Garlic may leave your breath smelling funky, but don’t let that stop you from incorporating it into your diet, especially since it can help you lose weight and keep you healthy. A 2016 study found that garlic powder reduces body weight and fat mass among people with non-alcoholic fatty liver disease (NAFLD). Recent studies have also shown that garlic supports blood-sugar metabolism and helps control lipid levels in the blood. What’s more? Eating garlic can help boost your immune system, help ward off heart disease, fight inflammation, increase memory retention, and lower blood pressure.
A great way of getting around this problem is to try and make at least one social activity between you and your friends revolve around fitness. So whether that's building up a tennis league within your group, going for a long country walk instead of being sat down the pub or joining a weekly fitness class together, you will be able to see your mates as well as keep your weight loss on track.
A paper-thin wrap may seem like a healthier, lower carb alternative to a sandwich, but don’t be fooled by appearances.

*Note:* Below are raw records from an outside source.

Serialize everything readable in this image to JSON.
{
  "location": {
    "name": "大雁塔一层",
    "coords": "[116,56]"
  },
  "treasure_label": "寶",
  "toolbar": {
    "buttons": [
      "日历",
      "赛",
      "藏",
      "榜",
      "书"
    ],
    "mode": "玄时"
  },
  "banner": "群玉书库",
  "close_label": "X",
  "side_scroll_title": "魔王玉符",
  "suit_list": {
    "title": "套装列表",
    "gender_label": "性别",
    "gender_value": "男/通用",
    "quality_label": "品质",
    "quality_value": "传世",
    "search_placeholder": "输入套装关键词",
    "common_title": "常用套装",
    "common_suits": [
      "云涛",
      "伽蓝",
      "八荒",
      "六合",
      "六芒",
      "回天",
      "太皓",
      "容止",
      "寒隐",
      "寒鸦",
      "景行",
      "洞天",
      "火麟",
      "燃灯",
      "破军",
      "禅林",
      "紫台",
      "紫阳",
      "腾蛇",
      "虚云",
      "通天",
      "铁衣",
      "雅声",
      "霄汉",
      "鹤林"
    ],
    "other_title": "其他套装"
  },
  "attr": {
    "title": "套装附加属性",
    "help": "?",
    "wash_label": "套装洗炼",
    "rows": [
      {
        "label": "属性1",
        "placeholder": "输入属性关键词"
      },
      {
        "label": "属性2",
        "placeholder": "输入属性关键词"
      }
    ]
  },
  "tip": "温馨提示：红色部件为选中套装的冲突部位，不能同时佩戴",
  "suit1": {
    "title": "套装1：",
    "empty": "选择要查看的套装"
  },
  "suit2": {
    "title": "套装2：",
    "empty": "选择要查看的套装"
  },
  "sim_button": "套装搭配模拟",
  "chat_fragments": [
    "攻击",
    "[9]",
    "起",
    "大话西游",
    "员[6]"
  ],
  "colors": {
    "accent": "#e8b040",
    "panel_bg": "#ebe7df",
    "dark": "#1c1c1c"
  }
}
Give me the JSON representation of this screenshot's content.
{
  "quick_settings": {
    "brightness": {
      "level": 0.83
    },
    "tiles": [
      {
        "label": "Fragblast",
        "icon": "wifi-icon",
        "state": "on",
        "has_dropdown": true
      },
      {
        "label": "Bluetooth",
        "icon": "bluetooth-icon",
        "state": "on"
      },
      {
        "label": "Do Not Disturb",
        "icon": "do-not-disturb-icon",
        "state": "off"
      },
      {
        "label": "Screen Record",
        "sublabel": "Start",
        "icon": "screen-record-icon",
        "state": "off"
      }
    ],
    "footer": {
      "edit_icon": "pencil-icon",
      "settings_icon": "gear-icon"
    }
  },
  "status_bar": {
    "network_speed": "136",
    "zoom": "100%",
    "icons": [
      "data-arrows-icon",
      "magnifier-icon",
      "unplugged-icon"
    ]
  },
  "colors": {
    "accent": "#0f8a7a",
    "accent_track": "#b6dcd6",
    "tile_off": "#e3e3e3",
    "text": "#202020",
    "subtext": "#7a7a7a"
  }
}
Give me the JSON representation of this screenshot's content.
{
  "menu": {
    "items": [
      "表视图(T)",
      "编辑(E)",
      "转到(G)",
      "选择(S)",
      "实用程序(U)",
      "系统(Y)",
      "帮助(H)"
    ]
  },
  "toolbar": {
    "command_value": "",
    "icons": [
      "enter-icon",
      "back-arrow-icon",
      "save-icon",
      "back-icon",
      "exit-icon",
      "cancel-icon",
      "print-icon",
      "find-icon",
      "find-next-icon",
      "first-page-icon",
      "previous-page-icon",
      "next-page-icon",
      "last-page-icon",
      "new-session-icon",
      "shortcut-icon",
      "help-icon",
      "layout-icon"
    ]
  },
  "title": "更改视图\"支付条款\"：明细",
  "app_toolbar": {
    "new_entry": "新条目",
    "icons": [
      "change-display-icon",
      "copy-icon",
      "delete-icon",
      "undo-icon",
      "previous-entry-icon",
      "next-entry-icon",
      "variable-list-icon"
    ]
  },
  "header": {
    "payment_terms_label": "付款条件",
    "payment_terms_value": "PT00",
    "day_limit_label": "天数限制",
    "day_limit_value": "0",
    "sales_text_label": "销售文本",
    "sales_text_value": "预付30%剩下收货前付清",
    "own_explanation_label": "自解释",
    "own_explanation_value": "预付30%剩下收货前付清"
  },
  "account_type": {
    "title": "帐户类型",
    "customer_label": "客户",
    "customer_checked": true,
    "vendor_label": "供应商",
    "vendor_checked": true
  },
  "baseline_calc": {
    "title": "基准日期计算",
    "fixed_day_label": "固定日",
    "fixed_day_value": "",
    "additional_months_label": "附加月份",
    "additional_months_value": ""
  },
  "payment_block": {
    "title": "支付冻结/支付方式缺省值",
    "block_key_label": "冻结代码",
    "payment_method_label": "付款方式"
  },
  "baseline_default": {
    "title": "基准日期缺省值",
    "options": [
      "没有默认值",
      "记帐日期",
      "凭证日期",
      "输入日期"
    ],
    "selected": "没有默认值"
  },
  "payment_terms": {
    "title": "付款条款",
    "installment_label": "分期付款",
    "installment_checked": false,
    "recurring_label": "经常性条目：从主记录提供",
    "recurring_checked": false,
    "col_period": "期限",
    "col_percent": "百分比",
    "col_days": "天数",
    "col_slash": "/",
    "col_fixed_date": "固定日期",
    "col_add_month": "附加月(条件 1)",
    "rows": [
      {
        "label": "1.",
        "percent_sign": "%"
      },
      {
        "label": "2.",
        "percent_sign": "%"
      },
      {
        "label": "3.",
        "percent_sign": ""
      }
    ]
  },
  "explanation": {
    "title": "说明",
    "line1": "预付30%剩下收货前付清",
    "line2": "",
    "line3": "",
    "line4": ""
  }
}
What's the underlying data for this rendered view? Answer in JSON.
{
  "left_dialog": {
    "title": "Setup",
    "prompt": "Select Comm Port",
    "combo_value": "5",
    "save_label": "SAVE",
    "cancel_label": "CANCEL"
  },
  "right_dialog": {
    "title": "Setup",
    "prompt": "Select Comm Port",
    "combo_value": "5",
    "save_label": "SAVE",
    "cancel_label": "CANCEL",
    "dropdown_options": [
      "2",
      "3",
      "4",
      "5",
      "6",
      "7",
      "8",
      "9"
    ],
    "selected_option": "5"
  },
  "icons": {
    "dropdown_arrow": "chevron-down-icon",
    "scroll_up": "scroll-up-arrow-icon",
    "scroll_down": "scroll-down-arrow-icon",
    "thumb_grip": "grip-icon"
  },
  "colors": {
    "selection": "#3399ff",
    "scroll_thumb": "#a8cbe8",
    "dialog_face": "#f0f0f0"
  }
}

Wraps are almost always loaded with calories, thanks to the fat that’s needed to make them pliable—and a large wrap can be the carb and calorie equivalent of four or five slices of bread. In other words, forget the wrap and go for a cold, open-faced sandwich instead. Your waistline will thank you.

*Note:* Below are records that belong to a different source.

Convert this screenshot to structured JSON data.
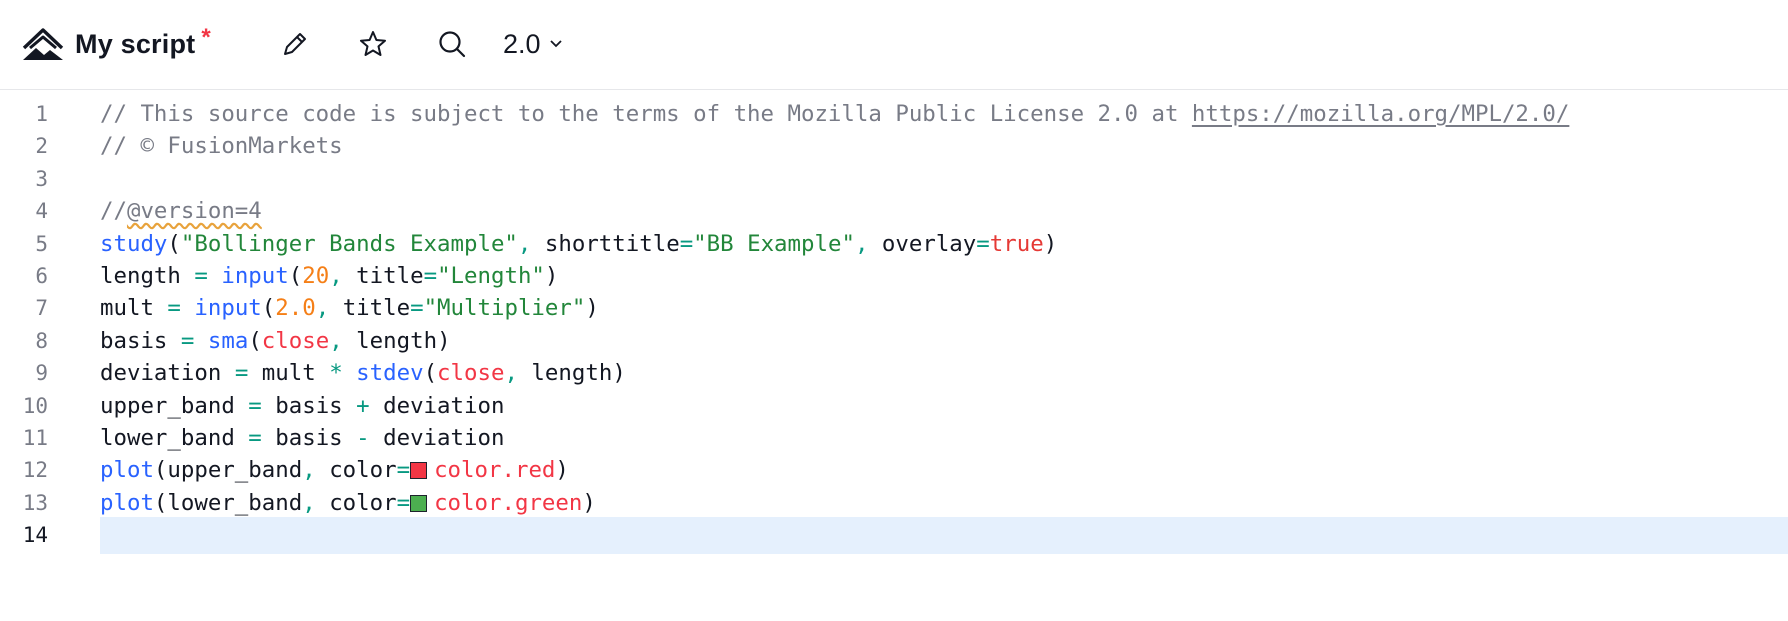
{
  "toolbar": {
    "logo_icon": "pine-mountain-icon",
    "title": "My script",
    "unsaved_marker": "*",
    "edit_icon": "pencil-icon",
    "favorite_icon": "star-icon",
    "search_icon": "search-icon",
    "version_label": "2.0",
    "version_icon": "chevron-down-icon"
  },
  "editor": {
    "current_line": 14,
    "colors": {
      "comment": "#787b86",
      "function": "#2962ff",
      "string": "#22863a",
      "number": "#f57f17",
      "operator": "#089981",
      "keyword": "#e53935",
      "current_line_bg": "#e5f0fd",
      "swatch_red": "#f23645",
      "swatch_green": "#4caf50"
    },
    "lines": [
      {
        "number": "1",
        "tokens": [
          {
            "t": "// This source code is subject to the terms of the Mozilla Public License 2.0 at ",
            "c": "com"
          },
          {
            "t": "https://mozilla.org/MPL/2.0/",
            "c": "link"
          }
        ]
      },
      {
        "number": "2",
        "tokens": [
          {
            "t": "// © FusionMarkets",
            "c": "com"
          }
        ]
      },
      {
        "number": "3",
        "tokens": []
      },
      {
        "number": "4",
        "tokens": [
          {
            "t": "//",
            "c": "com"
          },
          {
            "t": "@version=4",
            "c": "ver"
          }
        ]
      },
      {
        "number": "5",
        "tokens": [
          {
            "t": "study",
            "c": "fn"
          },
          {
            "t": "(",
            "c": "id"
          },
          {
            "t": "\"Bollinger Bands Example\"",
            "c": "str"
          },
          {
            "t": ", ",
            "c": "op"
          },
          {
            "t": "shorttitle",
            "c": "id"
          },
          {
            "t": "=",
            "c": "op"
          },
          {
            "t": "\"BB Example\"",
            "c": "str"
          },
          {
            "t": ", ",
            "c": "op"
          },
          {
            "t": "overlay",
            "c": "id"
          },
          {
            "t": "=",
            "c": "op"
          },
          {
            "t": "true",
            "c": "kw"
          },
          {
            "t": ")",
            "c": "id"
          }
        ]
      },
      {
        "number": "6",
        "tokens": [
          {
            "t": "length ",
            "c": "id"
          },
          {
            "t": "=",
            "c": "op"
          },
          {
            "t": " ",
            "c": "id"
          },
          {
            "t": "input",
            "c": "fn"
          },
          {
            "t": "(",
            "c": "id"
          },
          {
            "t": "20",
            "c": "num"
          },
          {
            "t": ", ",
            "c": "op"
          },
          {
            "t": "title",
            "c": "id"
          },
          {
            "t": "=",
            "c": "op"
          },
          {
            "t": "\"Length\"",
            "c": "str"
          },
          {
            "t": ")",
            "c": "id"
          }
        ]
      },
      {
        "number": "7",
        "tokens": [
          {
            "t": "mult ",
            "c": "id"
          },
          {
            "t": "=",
            "c": "op"
          },
          {
            "t": " ",
            "c": "id"
          },
          {
            "t": "input",
            "c": "fn"
          },
          {
            "t": "(",
            "c": "id"
          },
          {
            "t": "2.0",
            "c": "num"
          },
          {
            "t": ", ",
            "c": "op"
          },
          {
            "t": "title",
            "c": "id"
          },
          {
            "t": "=",
            "c": "op"
          },
          {
            "t": "\"Multiplier\"",
            "c": "str"
          },
          {
            "t": ")",
            "c": "id"
          }
        ]
      },
      {
        "number": "8",
        "tokens": [
          {
            "t": "basis ",
            "c": "id"
          },
          {
            "t": "=",
            "c": "op"
          },
          {
            "t": " ",
            "c": "id"
          },
          {
            "t": "sma",
            "c": "fn"
          },
          {
            "t": "(",
            "c": "id"
          },
          {
            "t": "close",
            "c": "var"
          },
          {
            "t": ", ",
            "c": "op"
          },
          {
            "t": "length",
            "c": "id"
          },
          {
            "t": ")",
            "c": "id"
          }
        ]
      },
      {
        "number": "9",
        "tokens": [
          {
            "t": "deviation ",
            "c": "id"
          },
          {
            "t": "=",
            "c": "op"
          },
          {
            "t": " mult ",
            "c": "id"
          },
          {
            "t": "*",
            "c": "op"
          },
          {
            "t": " ",
            "c": "id"
          },
          {
            "t": "stdev",
            "c": "fn"
          },
          {
            "t": "(",
            "c": "id"
          },
          {
            "t": "close",
            "c": "var"
          },
          {
            "t": ", ",
            "c": "op"
          },
          {
            "t": "length",
            "c": "id"
          },
          {
            "t": ")",
            "c": "id"
          }
        ]
      },
      {
        "number": "10",
        "tokens": [
          {
            "t": "upper_band ",
            "c": "id"
          },
          {
            "t": "=",
            "c": "op"
          },
          {
            "t": " basis ",
            "c": "id"
          },
          {
            "t": "+",
            "c": "op"
          },
          {
            "t": " deviation",
            "c": "id"
          }
        ]
      },
      {
        "number": "11",
        "tokens": [
          {
            "t": "lower_band ",
            "c": "id"
          },
          {
            "t": "=",
            "c": "op"
          },
          {
            "t": " basis ",
            "c": "id"
          },
          {
            "t": "-",
            "c": "op"
          },
          {
            "t": " deviation",
            "c": "id"
          }
        ]
      },
      {
        "number": "12",
        "tokens": [
          {
            "t": "plot",
            "c": "fn"
          },
          {
            "t": "(",
            "c": "id"
          },
          {
            "t": "upper_band",
            "c": "id"
          },
          {
            "t": ", ",
            "c": "op"
          },
          {
            "t": "color",
            "c": "id"
          },
          {
            "t": "=",
            "c": "op"
          },
          {
            "swatch": "#f23645",
            "name": "color-swatch-red"
          },
          {
            "t": "color.red",
            "c": "var"
          },
          {
            "t": ")",
            "c": "id"
          }
        ]
      },
      {
        "number": "13",
        "tokens": [
          {
            "t": "plot",
            "c": "fn"
          },
          {
            "t": "(",
            "c": "id"
          },
          {
            "t": "lower_band",
            "c": "id"
          },
          {
            "t": ", ",
            "c": "op"
          },
          {
            "t": "color",
            "c": "id"
          },
          {
            "t": "=",
            "c": "op"
          },
          {
            "swatch": "#4caf50",
            "name": "color-swatch-green"
          },
          {
            "t": "color.green",
            "c": "var"
          },
          {
            "t": ")",
            "c": "id"
          }
        ]
      },
      {
        "number": "14",
        "tokens": []
      }
    ]
  }
}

Fuel your body with wholesome, nutritious foods, and limit your intake of refined carbs (anything sugary or white-flour based). To maximize the calories burned through digestion and stave off hunger, get plenty of complex carbs (fruits, vegetables and beans) and eat a little protein with every meal. It doesn't need to be meat; nuts, lowfat dairy, tofu, and beans are all good vegetarian protein sources.
A Credit Suisse Research Institute report found that more and more of us are choosing full-fat foods over skim, light, fat-free, or other modern monikers of leanness. And while many health organizations like the American Heart Association still recommend cutting down on fat—particularly saturated fat—this full-fat trend may be a healthy rebellion against those decades-old credos, according to recent studies. In fact, people who eat a lot of high-fat dairy products actually have the lowest incidence of diabetes, according to a 2015 study of 26,930 people in the American Journal of Clinical Nutrition. Those who ate a lot of low-fat dairy products, on the other hand, had the highest incidence. So what’s the best way to join the full-fat revolution? Eat This, Not That! polled some of the country’s top nutrition experts and asked for their favorite full-fat fat burners. Check out what they said in our exclusive report The 20 Best Full-Fat Foods for Weight Loss.